Methotrexate and Rheumatoid Arthritis: How It Works and What You Should Know

If you have RA, you’re probably very familiar with the pain and joint swelling it can cause. And you may even have experienced the joint deformity that can occur as the disease progresses, deformity that can take a significant toll on joint function and overall quality of life. RA usually attacks the joints of the hands and feet first, and that means even simple activities like typing a shoe, brushing your teeth, combing your hair or getting dressed can become painful, drawn-out activities. Leisure pursuits like gardening or even taking long walks may have lost their appeal as a result of the pain and inflammation they can trigger.

But although there is no cure for RA, there are medications that can slow the progression of joint destruction and deterioration, and one of the most popular and most effective of these drugs – methotrexate – also has one of the longest and most well-established safety profiles of any drug on the market.

Methotrexate and RA Treatment

RA is an autoimmune disease, which means it’s caused by an abnormal immune response. In a healthy immune system, special cells seek out and destroy harmful germs to prevent infection and disease. But in an autoimmune disease, those cells attack healthy tissue, destroying it in the process. In RA, immune cells attack the tissues inside the joints, tissues that help the joints function normally and protect the joint surfaces from painful and destructive friction. DMARDs work by targeting that abnormal immune response that causes joint tissue destruction. And among the DMARDs, methotrexate has been around the longest.

In fact, methotrexate was introduced in the 1940s as a cancer drug. It works by interfering with cancer cells’ ability to absorb and use folate, a form of vitamin B that’s necessary for cell survival. Studies in the 1980s found methotrexate was also very effective in reducing the inflammation and swelling associated with RA, and by the late 1980s, methotrexate received FDA approval for the treatment of patients with rheumatoid arthritis. Today, it’s usually a first-line treatment for people with the disease.

Dosing and Side Effects

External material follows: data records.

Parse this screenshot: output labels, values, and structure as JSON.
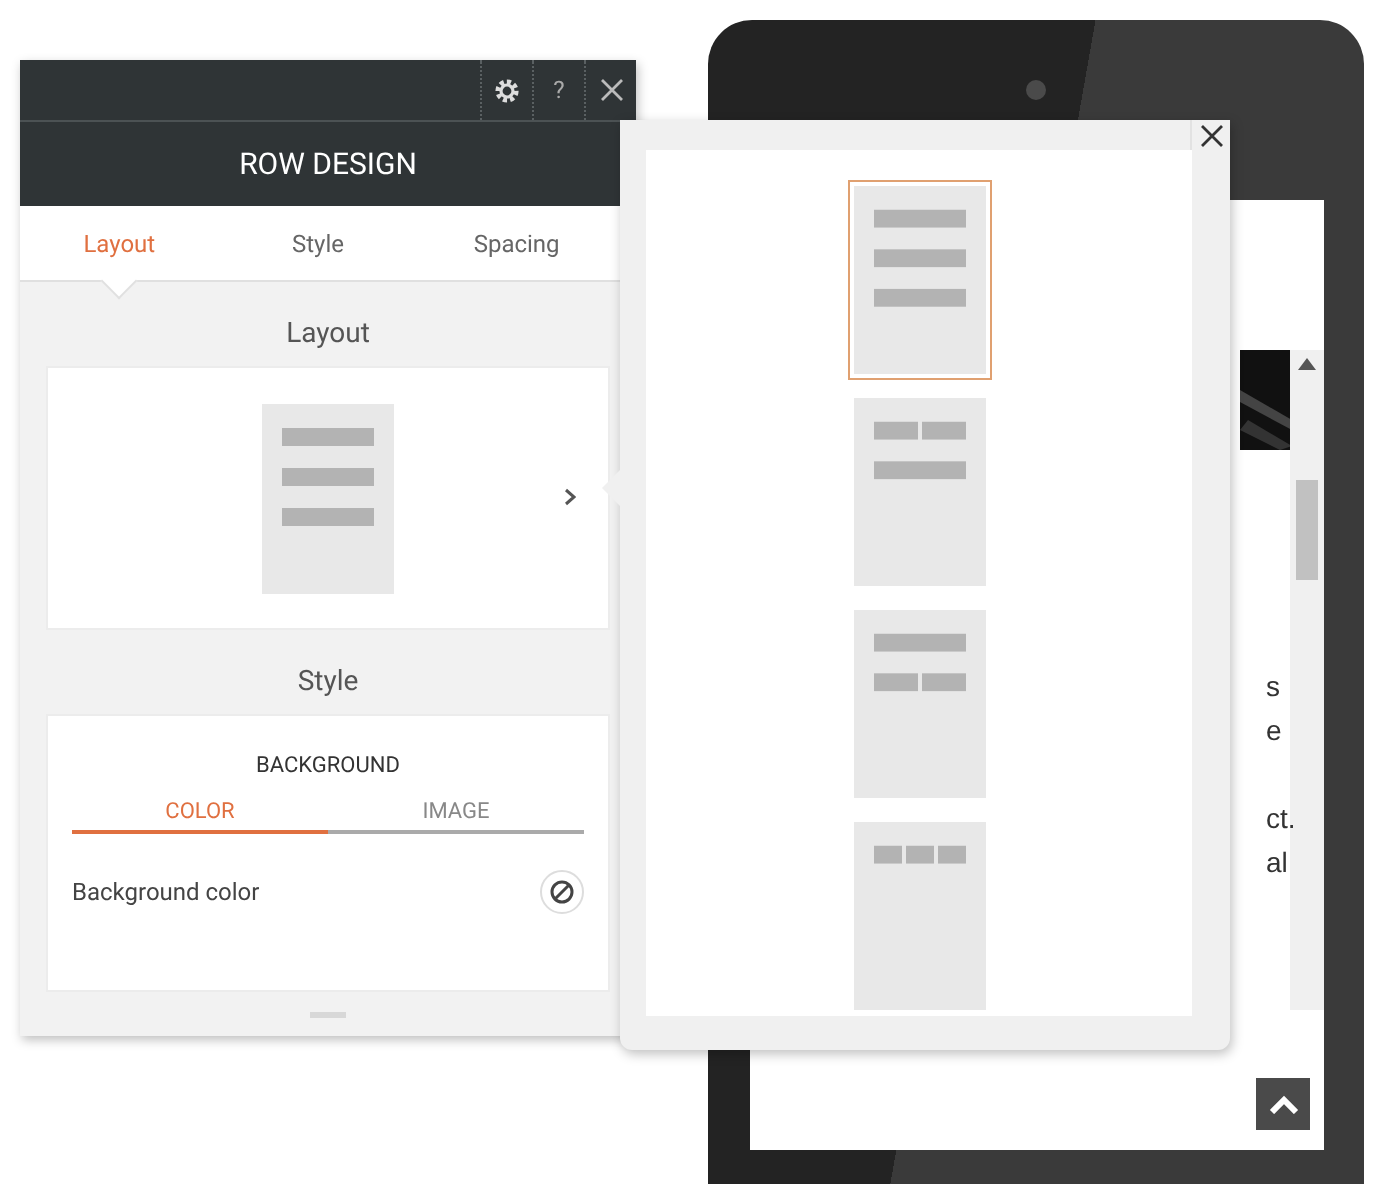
{
  "panel": {
    "help_label": "?",
    "title": "ROW DESIGN",
    "tabs": [
      {
        "label": "Layout",
        "selected": true
      },
      {
        "label": "Style",
        "selected": false
      },
      {
        "label": "Spacing",
        "selected": false
      }
    ],
    "layout_section": {
      "heading": "Layout",
      "kind": "rows3"
    },
    "style_section": {
      "heading": "Style",
      "group": "BACKGROUND",
      "tabs": [
        {
          "label": "COLOR",
          "selected": true
        },
        {
          "label": "IMAGE",
          "selected": false
        }
      ],
      "field": {
        "label": "Background color"
      }
    }
  },
  "picker": {
    "options": [
      {
        "kind": "rows3",
        "selected": true
      },
      {
        "kind": "two-one",
        "selected": false
      },
      {
        "kind": "one-two",
        "selected": false
      },
      {
        "kind": "three",
        "selected": false
      }
    ]
  },
  "preview": {
    "text_fragments": [
      "s",
      "e",
      "ct.",
      "al"
    ]
  }
}
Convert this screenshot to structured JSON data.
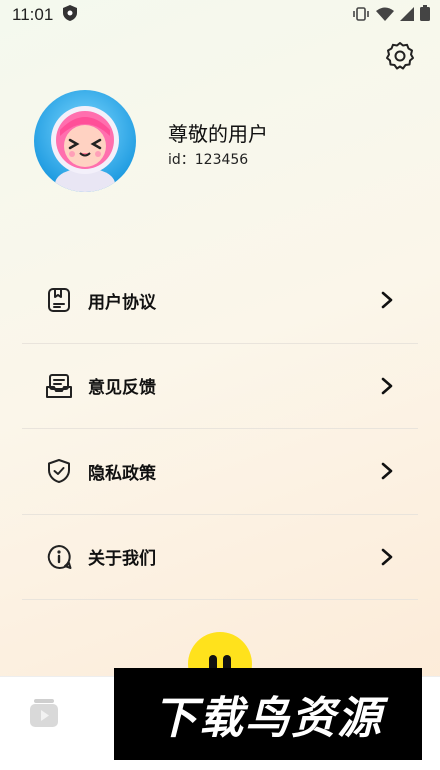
{
  "status_bar": {
    "time": "11:01",
    "icons": [
      "shield-icon",
      "vibrate-icon",
      "wifi-icon",
      "signal-icon",
      "battery-icon"
    ]
  },
  "header": {
    "settings_icon": "gear-icon"
  },
  "profile": {
    "name": "尊敬的用户",
    "id_text": "id：123456"
  },
  "menu": {
    "items": [
      {
        "label": "用户协议",
        "icon": "document-icon"
      },
      {
        "label": "意见反馈",
        "icon": "feedback-tray-icon"
      },
      {
        "label": "隐私政策",
        "icon": "shield-check-icon"
      },
      {
        "label": "关于我们",
        "icon": "info-icon"
      }
    ]
  },
  "tab_bar": {
    "home_icon": "video-play-icon",
    "center_icon": "pause-face-icon"
  },
  "watermark": {
    "text": "下载鸟资源"
  },
  "colors": {
    "accent_yellow": "#ffe21c",
    "avatar_blue": "#1d9ae0",
    "text": "#111111"
  }
}
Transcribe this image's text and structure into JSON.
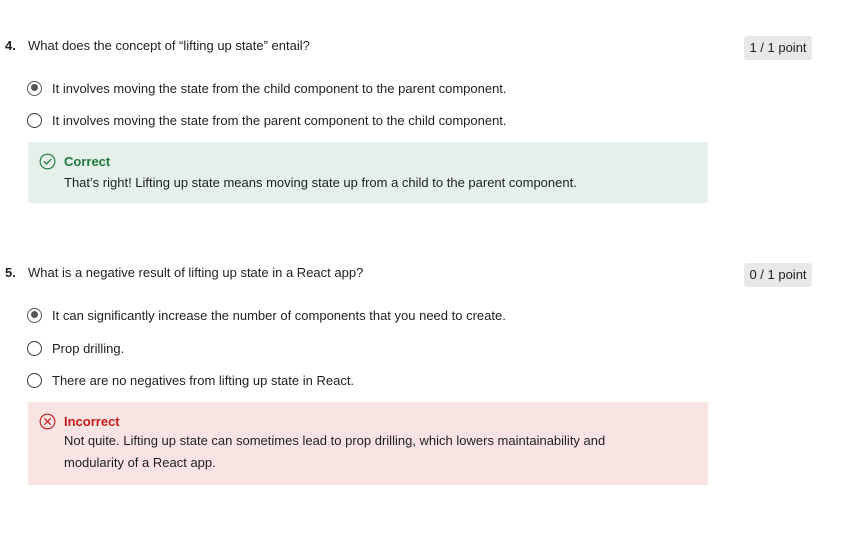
{
  "questions": [
    {
      "number": "4.",
      "text": "What does the concept of “lifting up state” entail?",
      "points": "1 / 1 point",
      "options": [
        {
          "label": "It involves moving the state from the child component to the parent component.",
          "selected": true
        },
        {
          "label": "It involves moving the state from the parent component to the child component.",
          "selected": false
        }
      ],
      "feedback": {
        "status": "correct",
        "title": "Correct",
        "body": "That’s right! Lifting up state means moving state up from a child to the parent component.",
        "icon": "check-circle-icon",
        "color": "#1e7b3c"
      }
    },
    {
      "number": "5.",
      "text": "What is a negative result of lifting up state in a React app?",
      "points": "0 / 1 point",
      "options": [
        {
          "label": "It can significantly increase the number of components that you need to create.",
          "selected": true
        },
        {
          "label": "Prop drilling.",
          "selected": false
        },
        {
          "label": "There are no negatives from lifting up state in React.",
          "selected": false
        }
      ],
      "feedback": {
        "status": "incorrect",
        "title": "Incorrect",
        "body": "Not quite. Lifting up state can sometimes lead to prop drilling, which lowers maintainability and modularity of a React app.",
        "icon": "x-circle-icon",
        "color": "#c81d1d"
      }
    }
  ]
}
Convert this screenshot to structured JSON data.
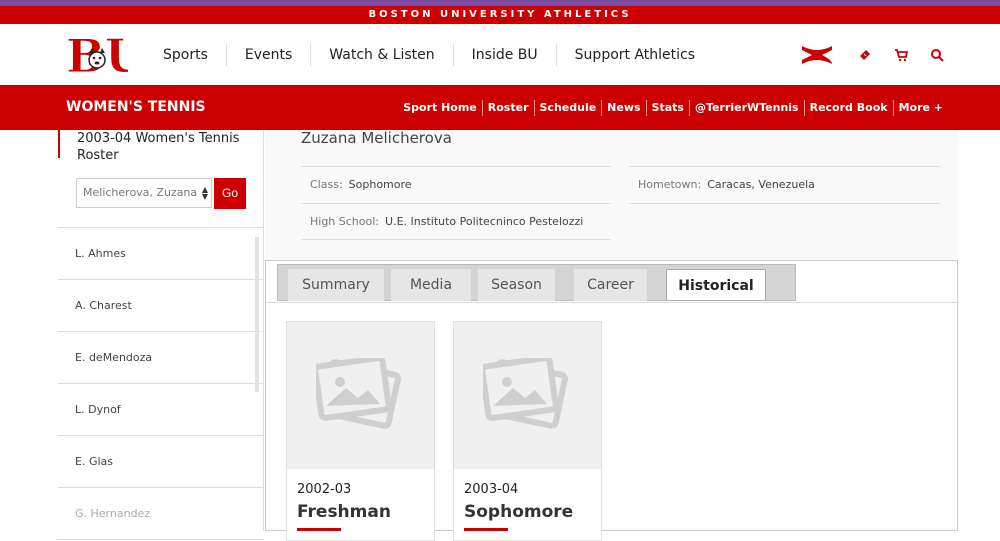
{
  "top_strip": {
    "text": "BOSTON UNIVERSITY ATHLETICS"
  },
  "colors": {
    "brand_red": "#cc0000",
    "purple_accent": "#7b4ea3"
  },
  "logo": {
    "text": "BU"
  },
  "nav": {
    "items": [
      "Sports",
      "Events",
      "Watch & Listen",
      "Inside BU",
      "Support Athletics"
    ],
    "icons": [
      "under-armour-logo",
      "ticket-icon",
      "cart-icon",
      "search-icon"
    ]
  },
  "sport_bar": {
    "title": "WOMEN'S TENNIS",
    "links": [
      "Sport Home",
      "Roster",
      "Schedule",
      "News",
      "Stats",
      "@TerrierWTennis",
      "Record Book",
      "More +"
    ]
  },
  "sidebar": {
    "roster_title": "2003-04 Women's Tennis Roster",
    "select_value": "Melicherova, Zuzana",
    "go_label": "Go",
    "players": [
      "L. Ahmes",
      "A. Charest",
      "E. deMendoza",
      "L. Dynof",
      "E. Glas",
      "G. Hernandez"
    ]
  },
  "player": {
    "name": "Zuzana Melicherova",
    "class_label": "Class:",
    "class_value": "Sophomore",
    "hometown_label": "Hometown:",
    "hometown_value": "Caracas, Venezuela",
    "high_school_label": "High School:",
    "high_school_value": "U.E. Instituto Politecninco Pestelozzi"
  },
  "tabs": {
    "items": [
      "Summary",
      "Media",
      "Season",
      "Career",
      "Historical"
    ],
    "active": "Historical"
  },
  "cards": [
    {
      "season": "2002-03",
      "class": "Freshman"
    },
    {
      "season": "2003-04",
      "class": "Sophomore"
    }
  ]
}
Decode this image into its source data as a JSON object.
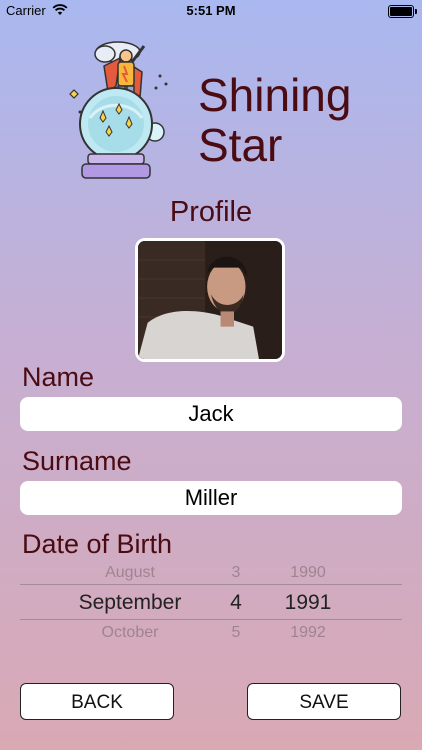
{
  "status_bar": {
    "carrier": "Carrier",
    "time": "5:51 PM"
  },
  "header": {
    "title_line1": "Shining",
    "title_line2": "Star",
    "section_title": "Profile"
  },
  "form": {
    "name": {
      "label": "Name",
      "value": "Jack"
    },
    "surname": {
      "label": "Surname",
      "value": "Miller"
    },
    "dob": {
      "label": "Date of Birth",
      "picker": {
        "above": {
          "month": "August",
          "day": "3",
          "year": "1990"
        },
        "selected": {
          "month": "September",
          "day": "4",
          "year": "1991"
        },
        "below": {
          "month": "October",
          "day": "5",
          "year": "1992"
        }
      }
    }
  },
  "actions": {
    "back_label": "BACK",
    "save_label": "SAVE"
  },
  "icons": [
    "wifi-icon",
    "battery-icon",
    "crystal-ball-logo-icon",
    "profile-avatar"
  ]
}
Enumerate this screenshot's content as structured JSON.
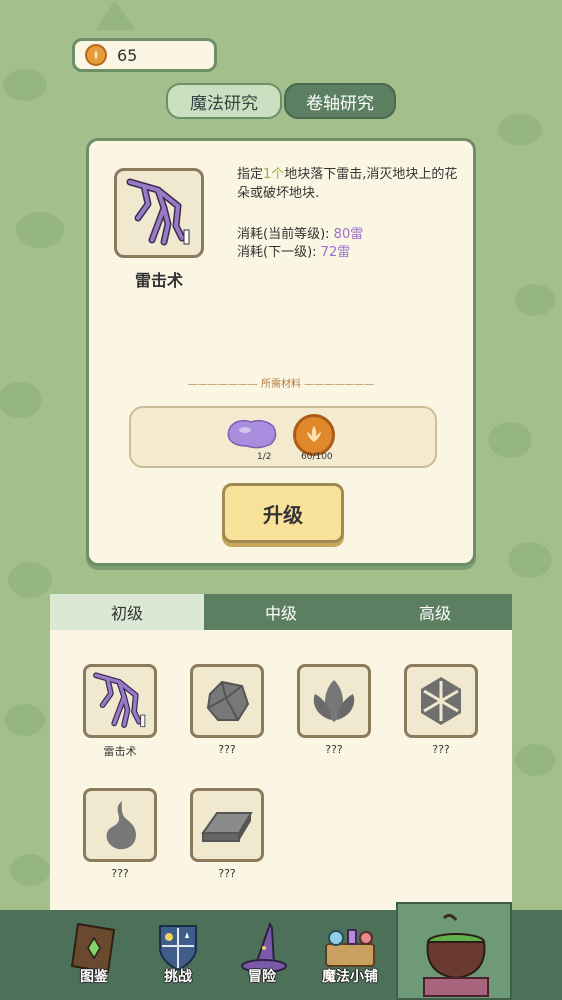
{
  "currency": {
    "amount": "65",
    "icon": "coin-icon"
  },
  "top_tabs": [
    {
      "label": "魔法研究",
      "active": true
    },
    {
      "label": "卷轴研究",
      "active": false
    }
  ],
  "detail": {
    "spell_name": "雷击术",
    "desc_prefix": "指定",
    "desc_highlight": "1个",
    "desc_suffix": "地块落下雷击,消灭地块上的花朵或破坏地块.",
    "cost_current_label": "消耗(当前等级):",
    "cost_current_value": "80雷",
    "cost_next_label": "消耗(下一级):",
    "cost_next_value": "72雷",
    "materials_title": "——————— 所需材料 ———————",
    "material_1_count": "1/2",
    "material_2_count": "60/100",
    "upgrade_label": "升级"
  },
  "tiers": [
    {
      "label": "初级",
      "active": true
    },
    {
      "label": "中级",
      "active": false
    },
    {
      "label": "高级",
      "active": false
    }
  ],
  "spells": [
    {
      "label": "雷击术",
      "icon": "lightning-icon"
    },
    {
      "label": "???",
      "icon": "rock-icon"
    },
    {
      "label": "???",
      "icon": "leaf-icon"
    },
    {
      "label": "???",
      "icon": "snowflake-icon"
    },
    {
      "label": "???",
      "icon": "flame-icon"
    },
    {
      "label": "???",
      "icon": "ingot-icon"
    }
  ],
  "nav": [
    {
      "label": "图鉴",
      "icon": "book-icon"
    },
    {
      "label": "挑战",
      "icon": "shield-icon"
    },
    {
      "label": "冒险",
      "icon": "wizard-hat-icon"
    },
    {
      "label": "魔法小铺",
      "icon": "shop-icon"
    },
    {
      "label": "",
      "icon": "cauldron-icon",
      "active": true
    }
  ],
  "colors": {
    "background": "#a3c08c",
    "panel": "#fbf6e3",
    "accent_green": "#5c7f62",
    "purple": "#9b6fcb",
    "highlight_green": "#8ab83c"
  }
}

Because of its effectiveness and established safety profile, most patients who have RA take methotrexate at some point, usually by mouth. The typical dosing starts at about 5 mg to 10 mg per week, and it can be increased to about 25 mg per week or even higher if needed. For patients in whom side effects become an issue, methotrexate can also be given as an injection under the skin.

So what are those side effects? The most common side effects are gastrointestinal symptoms like nausea and vomiting. Splitting the dose into two daily doses instead of a single dose may help, or you can ask your doctor about anti-nausea medications. Some people develop mouth sores, fatigue, headache, dizziness or shortness of breath, and it may also cause hair loss in a few patients. Taking folic acid may help reduce or even eliminate these side effects, but you should never take any supplement or medication without talking to your doctor first. Having the drug injected instead of taking it orally can also help.

Rarely, methotrexate can cause liver damage, so patients who take the medication on a regular basis will need to have routine blood tests to make sure their liver stays healthy. To reduce the risk of liver damage, patients taking methotrexate also should avoid drinking alcohol, and they should also talk to their doctors about the use of any other kind of medication, including over-the-counter pain relievers, just to be on the safe side. In a very few cases, the drug may also cause lung inflammation or a decrease in white blood cells or platelets, but routine blood testing can identify these issues as well. Methotrexate should not be taken during pregnancy.

Finally, methotrexate works by interfering with the abnormal immune system activity that causes joint tissue destruction. As a result, it can also lower your ability to fight off other infections. The relatively low dose used in RA means this risk is reduced, but it’s something you and your doctor will need to discuss so you understand how the drug works and what issues to watch out for.

Is Methotrexate Right for You?

Methotrexate can be very effective in helping patients reduce the joint damage associated with RA, which in turn can reduce pain and improve mobility, function and overall quality of life. Despite its long history of safety, many patients worry about the drug’s side effects. That’s probably because they’ve heard about the side effects methotrexate can cause in cancer patients. But these patients take very, very high doses of methotrexate – much higher than the doses used in RA treatment. Not surprisingly, the side effects of those doses tend to be more prevalent and more severe.

One of the benefits of methotrexate is that it can be combined with other drugs, including other DMARDs, to provide symptom relief when methotrexate alone isn’t enough. Methotrexate can also be combined with biologics, drugs designed to target specific aspects of the abnormal immune response that causes joint destruction. This enables patients to receive truly customized treatment based specifically on their needs.

To find out if methotrexate is a good choice for helping you manage your RA, talk to your doctor. And if you’re prescribed methotrexate, be sure to take it exactly as the doctor prescribes it for maximum benefits and the lowest risk of side effects.